Neutrophil phenotypes in chronic lung disease
Research output: Contribution to journal › Review article › peer-review
Introduction: Neutrophils are the most abundant inflammatory cells in the lungs of patients with chronic lung diseases, especially COPD, yet despite this, patients often experience repeated chest infections. Neutrophil function may be altered in disease, but the reasons are unclear. In chronic disease, sequential pro-inflammatory and pro-repair responses appear distorted. As understanding of neutrophil heterogeneity has expanded, it is suggested that different neutrophil phenotypes may impact on health and disease. Areas covered: In this review, the definition of cellular phenotype, the implication of neutrophil surface markers and functions in chronic lung disease and the complex influences of external, local and genetic factors on these changes are discussed. Literature was accessed up to the 19 July 2019 using: PubMed, US National Library of Medicine National Institutes of Health and the National Centre for Biotechnology Information. Expert opinion: As more is learned about neutrophils, the further we step from the classical view of neutrophils being unrefined killing machines to highly complex and finely tuned cells.
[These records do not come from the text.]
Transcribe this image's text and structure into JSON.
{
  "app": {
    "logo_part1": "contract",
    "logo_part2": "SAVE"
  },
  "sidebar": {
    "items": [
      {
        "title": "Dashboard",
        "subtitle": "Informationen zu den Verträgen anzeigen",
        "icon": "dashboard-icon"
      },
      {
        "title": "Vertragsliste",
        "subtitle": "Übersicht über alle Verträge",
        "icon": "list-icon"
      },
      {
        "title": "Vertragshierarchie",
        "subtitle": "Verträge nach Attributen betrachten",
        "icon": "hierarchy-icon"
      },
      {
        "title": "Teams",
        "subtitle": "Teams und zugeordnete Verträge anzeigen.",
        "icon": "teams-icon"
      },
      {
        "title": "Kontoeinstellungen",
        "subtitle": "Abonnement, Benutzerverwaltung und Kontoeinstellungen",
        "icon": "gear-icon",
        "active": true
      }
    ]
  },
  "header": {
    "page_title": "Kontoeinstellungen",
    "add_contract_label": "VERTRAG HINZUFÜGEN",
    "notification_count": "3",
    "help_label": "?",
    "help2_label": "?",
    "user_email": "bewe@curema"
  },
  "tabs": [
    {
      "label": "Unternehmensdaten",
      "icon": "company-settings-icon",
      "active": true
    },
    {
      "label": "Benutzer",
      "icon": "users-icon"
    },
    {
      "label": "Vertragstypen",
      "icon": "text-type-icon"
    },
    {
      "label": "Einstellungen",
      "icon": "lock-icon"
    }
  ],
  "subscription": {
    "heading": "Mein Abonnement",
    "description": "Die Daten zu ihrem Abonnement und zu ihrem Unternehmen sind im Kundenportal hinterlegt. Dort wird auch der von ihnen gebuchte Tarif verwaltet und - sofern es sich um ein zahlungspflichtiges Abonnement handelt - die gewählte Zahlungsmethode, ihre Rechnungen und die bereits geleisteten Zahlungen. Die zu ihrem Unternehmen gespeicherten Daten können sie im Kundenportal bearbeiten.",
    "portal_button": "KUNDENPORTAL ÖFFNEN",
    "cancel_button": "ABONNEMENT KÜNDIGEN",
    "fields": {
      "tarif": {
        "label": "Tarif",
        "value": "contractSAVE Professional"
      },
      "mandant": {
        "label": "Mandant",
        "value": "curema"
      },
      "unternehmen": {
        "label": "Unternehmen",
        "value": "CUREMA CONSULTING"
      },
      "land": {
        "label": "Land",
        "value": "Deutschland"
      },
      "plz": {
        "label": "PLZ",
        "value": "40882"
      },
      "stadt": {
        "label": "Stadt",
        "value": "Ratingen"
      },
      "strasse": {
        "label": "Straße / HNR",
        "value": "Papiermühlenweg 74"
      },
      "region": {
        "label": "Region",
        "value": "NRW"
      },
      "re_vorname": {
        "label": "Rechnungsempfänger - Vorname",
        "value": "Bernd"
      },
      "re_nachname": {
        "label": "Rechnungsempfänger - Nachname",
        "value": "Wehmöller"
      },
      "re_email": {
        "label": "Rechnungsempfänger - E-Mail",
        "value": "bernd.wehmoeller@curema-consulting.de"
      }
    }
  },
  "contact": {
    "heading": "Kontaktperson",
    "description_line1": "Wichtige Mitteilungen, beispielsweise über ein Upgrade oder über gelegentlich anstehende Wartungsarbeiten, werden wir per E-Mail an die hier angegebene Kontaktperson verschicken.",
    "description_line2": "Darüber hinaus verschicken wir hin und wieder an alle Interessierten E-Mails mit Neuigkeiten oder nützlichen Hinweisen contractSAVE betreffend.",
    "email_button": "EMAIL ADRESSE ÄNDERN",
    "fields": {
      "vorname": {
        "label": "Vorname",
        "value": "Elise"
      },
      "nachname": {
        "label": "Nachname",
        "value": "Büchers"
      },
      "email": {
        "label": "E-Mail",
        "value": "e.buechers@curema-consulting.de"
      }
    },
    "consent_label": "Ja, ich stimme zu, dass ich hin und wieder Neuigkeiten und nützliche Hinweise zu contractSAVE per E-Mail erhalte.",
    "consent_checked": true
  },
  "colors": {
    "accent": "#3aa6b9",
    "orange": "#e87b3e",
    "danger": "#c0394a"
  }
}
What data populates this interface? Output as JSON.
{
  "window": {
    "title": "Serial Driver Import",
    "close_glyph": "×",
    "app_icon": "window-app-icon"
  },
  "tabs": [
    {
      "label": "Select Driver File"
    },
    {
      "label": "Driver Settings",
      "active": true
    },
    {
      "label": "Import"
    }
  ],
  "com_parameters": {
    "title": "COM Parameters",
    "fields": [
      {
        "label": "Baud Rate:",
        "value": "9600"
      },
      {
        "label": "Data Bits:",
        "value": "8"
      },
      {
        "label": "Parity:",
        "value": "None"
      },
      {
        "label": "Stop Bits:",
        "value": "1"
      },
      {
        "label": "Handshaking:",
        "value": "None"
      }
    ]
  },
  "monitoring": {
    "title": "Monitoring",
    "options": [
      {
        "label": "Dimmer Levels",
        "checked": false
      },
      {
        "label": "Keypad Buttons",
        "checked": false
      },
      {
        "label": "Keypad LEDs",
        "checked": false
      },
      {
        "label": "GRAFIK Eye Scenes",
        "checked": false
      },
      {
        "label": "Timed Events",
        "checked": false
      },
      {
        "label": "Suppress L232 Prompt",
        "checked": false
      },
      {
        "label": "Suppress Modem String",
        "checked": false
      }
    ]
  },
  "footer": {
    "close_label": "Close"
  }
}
Future therapeutics may aim to normalize neutrophil function, but to achieve this, knowledge of phenotypes in humans and how these relate to observed pathology and disease processes is required.
|Number of pages||17|
|Journal||Expert Review of Respiratory Medicine|
|Publication status||Published - 3 Oct 2019|
- COPD, Inflammation, Neutrophils